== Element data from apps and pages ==
============================================================
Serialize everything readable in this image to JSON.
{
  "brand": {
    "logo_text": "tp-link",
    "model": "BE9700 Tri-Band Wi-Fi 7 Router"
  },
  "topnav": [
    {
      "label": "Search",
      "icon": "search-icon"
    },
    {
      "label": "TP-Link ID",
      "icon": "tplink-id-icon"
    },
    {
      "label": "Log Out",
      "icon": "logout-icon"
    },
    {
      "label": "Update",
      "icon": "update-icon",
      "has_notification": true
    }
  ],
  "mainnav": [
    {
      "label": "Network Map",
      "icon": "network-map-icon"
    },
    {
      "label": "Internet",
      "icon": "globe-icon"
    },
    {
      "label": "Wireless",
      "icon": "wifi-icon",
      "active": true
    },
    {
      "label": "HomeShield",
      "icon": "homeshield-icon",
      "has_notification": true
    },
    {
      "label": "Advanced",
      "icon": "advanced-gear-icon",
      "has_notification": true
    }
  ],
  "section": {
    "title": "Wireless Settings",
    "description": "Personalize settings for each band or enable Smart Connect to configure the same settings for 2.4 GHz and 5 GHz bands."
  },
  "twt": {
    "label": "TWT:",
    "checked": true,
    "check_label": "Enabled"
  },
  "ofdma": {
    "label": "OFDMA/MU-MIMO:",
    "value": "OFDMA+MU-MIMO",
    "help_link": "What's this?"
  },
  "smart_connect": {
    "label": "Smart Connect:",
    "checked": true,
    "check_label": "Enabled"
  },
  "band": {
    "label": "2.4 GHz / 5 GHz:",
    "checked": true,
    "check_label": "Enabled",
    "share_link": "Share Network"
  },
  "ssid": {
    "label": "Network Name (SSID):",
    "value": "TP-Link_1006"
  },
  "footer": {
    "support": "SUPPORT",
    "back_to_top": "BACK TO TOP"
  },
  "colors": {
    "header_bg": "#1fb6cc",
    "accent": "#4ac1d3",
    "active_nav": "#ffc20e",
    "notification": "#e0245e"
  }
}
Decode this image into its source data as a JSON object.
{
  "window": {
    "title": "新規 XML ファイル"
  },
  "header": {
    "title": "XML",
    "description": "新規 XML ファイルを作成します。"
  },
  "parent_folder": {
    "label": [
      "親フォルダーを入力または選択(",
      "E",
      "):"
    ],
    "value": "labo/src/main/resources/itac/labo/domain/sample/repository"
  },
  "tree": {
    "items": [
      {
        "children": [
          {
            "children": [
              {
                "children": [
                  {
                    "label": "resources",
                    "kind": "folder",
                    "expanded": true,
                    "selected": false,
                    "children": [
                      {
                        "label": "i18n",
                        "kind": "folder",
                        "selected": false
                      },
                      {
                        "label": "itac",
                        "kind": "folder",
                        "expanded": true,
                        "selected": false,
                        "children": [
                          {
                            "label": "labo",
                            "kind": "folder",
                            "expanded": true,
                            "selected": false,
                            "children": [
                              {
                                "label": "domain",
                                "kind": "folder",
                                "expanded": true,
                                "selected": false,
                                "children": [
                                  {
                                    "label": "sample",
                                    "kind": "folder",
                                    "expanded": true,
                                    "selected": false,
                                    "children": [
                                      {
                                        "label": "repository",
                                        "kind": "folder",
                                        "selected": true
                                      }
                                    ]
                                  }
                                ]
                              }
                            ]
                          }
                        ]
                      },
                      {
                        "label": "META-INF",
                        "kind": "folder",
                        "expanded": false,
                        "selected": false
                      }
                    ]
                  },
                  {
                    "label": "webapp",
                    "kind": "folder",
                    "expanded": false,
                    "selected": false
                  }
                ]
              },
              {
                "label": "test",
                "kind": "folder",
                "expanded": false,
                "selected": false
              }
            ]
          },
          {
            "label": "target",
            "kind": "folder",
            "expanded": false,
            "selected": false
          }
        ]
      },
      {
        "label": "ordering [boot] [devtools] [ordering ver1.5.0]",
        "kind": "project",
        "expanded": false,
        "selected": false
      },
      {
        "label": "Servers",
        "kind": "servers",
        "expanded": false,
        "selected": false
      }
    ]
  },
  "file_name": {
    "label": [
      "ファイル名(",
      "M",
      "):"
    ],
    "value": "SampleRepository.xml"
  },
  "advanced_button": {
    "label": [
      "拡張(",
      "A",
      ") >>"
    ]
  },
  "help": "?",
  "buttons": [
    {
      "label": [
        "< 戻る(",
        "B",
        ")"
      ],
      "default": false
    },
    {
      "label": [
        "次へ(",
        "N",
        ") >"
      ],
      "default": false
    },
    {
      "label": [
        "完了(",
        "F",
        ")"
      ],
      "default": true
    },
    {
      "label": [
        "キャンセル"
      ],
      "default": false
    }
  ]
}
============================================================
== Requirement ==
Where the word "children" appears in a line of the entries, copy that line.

== Output for this task ==
        "children": [
            "children": [
                "children": [
                    "children": [
                        "children": [
                            "children": [
                                "children": [
                                    "children": [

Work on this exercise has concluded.